In the Hindu-Buddhist, shamanistic ritual system, roughly consisting of Jhakri, Dhamis, “Mata Utreko” and many others, Sishnu was the ultimate weapon to defeat the evil spirit.
Both the possessed and the Shaman would chant and shake vigorously, on the rhythmic beats of the dhyangro (drum) and bells, while the room filled with the unbreathable smoke coming out of the burning juniper. Achheta (rice grains)would be blessed by the shaman and thrown at the possessed.
“Apuuii”!! still the evil spirit didn’t leave the innocent, “tesko bajey ko ta” “lu khaa” out came the ultimate weapon: “Sishnu-Pani ko chutai”. With the treatment of the Nettle-Water combo, the evil spirit would take the route of “taap-singh”(run away) and never bother the innocent natives.
Sishnu was the Brahmos Missile, and more powerful than the Iron Dome of Israel that could combat and control spirits, ghosts, and witches.
I don’t mean to keep up the superstitious customs, nor am I demeaning the shamanistic cultures (anthropological) but just want the readers to travel back in time when life was more simpler and pure like the Kokroo and hill folks merrier!
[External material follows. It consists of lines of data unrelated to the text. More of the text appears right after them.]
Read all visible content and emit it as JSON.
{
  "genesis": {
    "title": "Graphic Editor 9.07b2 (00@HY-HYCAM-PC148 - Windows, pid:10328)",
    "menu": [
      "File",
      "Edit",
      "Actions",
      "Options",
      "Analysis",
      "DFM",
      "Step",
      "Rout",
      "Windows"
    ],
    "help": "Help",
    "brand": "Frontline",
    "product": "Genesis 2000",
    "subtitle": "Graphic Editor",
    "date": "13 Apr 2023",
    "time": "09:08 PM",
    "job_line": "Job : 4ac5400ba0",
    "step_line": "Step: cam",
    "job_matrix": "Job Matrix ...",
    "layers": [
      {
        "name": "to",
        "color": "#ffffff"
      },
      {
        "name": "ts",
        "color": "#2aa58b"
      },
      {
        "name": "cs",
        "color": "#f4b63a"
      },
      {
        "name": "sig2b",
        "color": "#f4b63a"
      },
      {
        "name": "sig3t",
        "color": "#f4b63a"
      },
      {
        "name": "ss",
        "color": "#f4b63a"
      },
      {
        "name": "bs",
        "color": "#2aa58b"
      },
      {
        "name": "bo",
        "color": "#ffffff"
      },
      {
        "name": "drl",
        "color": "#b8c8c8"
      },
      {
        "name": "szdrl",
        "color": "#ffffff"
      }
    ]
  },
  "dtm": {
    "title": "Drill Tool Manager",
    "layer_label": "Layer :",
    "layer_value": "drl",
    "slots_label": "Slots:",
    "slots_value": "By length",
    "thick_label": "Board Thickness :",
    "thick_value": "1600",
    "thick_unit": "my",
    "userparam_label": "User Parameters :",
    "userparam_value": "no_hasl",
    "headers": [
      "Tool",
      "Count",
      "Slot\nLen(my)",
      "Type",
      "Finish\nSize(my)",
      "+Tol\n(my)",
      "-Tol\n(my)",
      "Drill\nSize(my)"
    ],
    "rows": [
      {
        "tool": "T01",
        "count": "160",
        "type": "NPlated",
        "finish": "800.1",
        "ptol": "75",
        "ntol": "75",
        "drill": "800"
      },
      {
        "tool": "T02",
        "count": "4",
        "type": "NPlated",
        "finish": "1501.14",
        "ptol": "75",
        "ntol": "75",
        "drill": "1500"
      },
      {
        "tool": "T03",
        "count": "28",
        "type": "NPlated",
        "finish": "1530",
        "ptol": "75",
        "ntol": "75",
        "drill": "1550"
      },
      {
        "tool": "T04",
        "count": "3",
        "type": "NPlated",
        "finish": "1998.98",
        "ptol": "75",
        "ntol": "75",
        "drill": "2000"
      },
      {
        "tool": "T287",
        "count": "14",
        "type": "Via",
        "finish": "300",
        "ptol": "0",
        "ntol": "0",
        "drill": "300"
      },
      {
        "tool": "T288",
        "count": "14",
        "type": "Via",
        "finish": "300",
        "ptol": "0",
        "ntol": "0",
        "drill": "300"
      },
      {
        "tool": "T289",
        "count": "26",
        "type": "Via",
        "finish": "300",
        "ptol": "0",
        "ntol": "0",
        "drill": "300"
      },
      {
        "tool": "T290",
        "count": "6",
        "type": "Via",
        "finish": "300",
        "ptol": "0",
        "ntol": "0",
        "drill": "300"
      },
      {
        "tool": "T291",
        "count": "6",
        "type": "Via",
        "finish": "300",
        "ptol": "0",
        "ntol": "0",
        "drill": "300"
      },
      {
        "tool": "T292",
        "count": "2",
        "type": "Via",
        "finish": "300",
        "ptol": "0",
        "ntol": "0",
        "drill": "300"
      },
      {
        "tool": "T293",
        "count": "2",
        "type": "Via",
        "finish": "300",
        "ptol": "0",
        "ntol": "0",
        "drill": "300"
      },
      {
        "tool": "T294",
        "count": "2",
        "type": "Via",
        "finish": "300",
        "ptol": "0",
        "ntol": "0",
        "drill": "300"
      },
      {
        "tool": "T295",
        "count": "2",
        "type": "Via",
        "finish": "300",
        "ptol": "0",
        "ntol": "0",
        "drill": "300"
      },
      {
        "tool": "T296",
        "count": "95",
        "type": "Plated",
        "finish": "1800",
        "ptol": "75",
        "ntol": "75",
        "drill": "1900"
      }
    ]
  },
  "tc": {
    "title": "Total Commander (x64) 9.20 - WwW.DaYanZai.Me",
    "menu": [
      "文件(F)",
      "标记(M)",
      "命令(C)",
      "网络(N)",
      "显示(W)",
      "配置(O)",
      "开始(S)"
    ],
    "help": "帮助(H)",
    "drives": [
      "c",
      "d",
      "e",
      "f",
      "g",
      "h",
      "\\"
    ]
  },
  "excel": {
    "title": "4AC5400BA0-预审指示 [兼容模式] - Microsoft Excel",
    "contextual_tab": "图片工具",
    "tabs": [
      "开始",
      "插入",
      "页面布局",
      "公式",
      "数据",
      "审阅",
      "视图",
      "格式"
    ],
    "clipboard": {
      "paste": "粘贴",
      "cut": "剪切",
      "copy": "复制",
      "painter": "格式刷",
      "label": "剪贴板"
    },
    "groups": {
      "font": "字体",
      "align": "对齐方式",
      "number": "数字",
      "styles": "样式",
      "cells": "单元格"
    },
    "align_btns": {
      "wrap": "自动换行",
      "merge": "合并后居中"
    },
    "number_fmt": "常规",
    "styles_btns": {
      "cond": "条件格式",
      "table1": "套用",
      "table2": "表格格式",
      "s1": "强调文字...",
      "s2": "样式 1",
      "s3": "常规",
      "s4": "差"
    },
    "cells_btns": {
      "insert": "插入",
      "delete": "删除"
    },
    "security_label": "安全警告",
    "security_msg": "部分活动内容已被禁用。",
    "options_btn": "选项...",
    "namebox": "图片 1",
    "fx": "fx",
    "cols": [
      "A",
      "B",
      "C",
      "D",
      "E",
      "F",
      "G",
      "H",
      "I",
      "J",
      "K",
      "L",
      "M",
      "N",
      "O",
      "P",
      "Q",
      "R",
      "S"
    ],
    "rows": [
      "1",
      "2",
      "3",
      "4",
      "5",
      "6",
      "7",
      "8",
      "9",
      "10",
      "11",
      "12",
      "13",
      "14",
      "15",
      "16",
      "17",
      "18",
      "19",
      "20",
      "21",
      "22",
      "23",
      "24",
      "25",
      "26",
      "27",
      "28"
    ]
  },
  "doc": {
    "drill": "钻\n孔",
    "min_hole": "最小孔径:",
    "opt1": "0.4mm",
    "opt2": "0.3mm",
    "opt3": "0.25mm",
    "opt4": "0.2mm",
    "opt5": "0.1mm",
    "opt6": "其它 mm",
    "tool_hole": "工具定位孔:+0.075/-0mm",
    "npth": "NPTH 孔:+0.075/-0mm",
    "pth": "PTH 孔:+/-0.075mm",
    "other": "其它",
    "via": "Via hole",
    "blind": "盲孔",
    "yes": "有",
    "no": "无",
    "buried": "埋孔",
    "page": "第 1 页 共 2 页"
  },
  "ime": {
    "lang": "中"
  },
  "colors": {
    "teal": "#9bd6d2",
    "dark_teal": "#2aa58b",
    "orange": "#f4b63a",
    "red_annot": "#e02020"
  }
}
Ahh! Let’s change the topic, it’s getting too complicated, let’s walk down memory lane now. Going to swim in the khola (rivulet) would be the best pastime during our childhood and plucking ripe oranges, guavas, aruchas or any seasonal fruit from the orchards of others would be the accompanying ritual. Now doing this meant trouble as sooner or later one would definitely encounter a brush with the sishnu and screams of pain “aatha polyoo” would be heard loud and clear. The only thing that would undermine/heal the pain and the “damra” of the sishnu “poling” would be the ultimate winter medicine: Signan(snot)flowing naturally due to the sting. If the one who got stung, didn’t have the required dose of the Signan there would be a perennial Signaney friend in the group whose waterfall never stopped cascading from his red nostrils, his medication would come in handy for everyone. Such were the times folks!
Old-timers would say the flower of the Sishnu “sishno Ko daal” was very helpful in controlling high BP and studies on the common Himalayan nettle prove them to be true, also, from a nutritional standpoint that Sishnu has more calcium than a glass of milk, they say!
Sishnu and the culture of our hills and its people are so much intertwined, we too are similar to the Sishnu as a community, sturdy and brave protecting our country from invading enemies we sting when it’s needed. We people of the hills are too emotional and the modern-day countless jhusuley’s attack us every season, eating our leaves, yet we as a community are sturdy as the nettle, remain here.
By the way, if the politicians are fooling us now and again show them the part from this article where the evil spirit runs away at the sight of the sishnu-pani Ko chutai! Especially those who might fool us again in the name of Tripartite Talks!! Hopefully, they won’t hai!!
Happy Dasain Folks!!
Writes: Diwas Chettri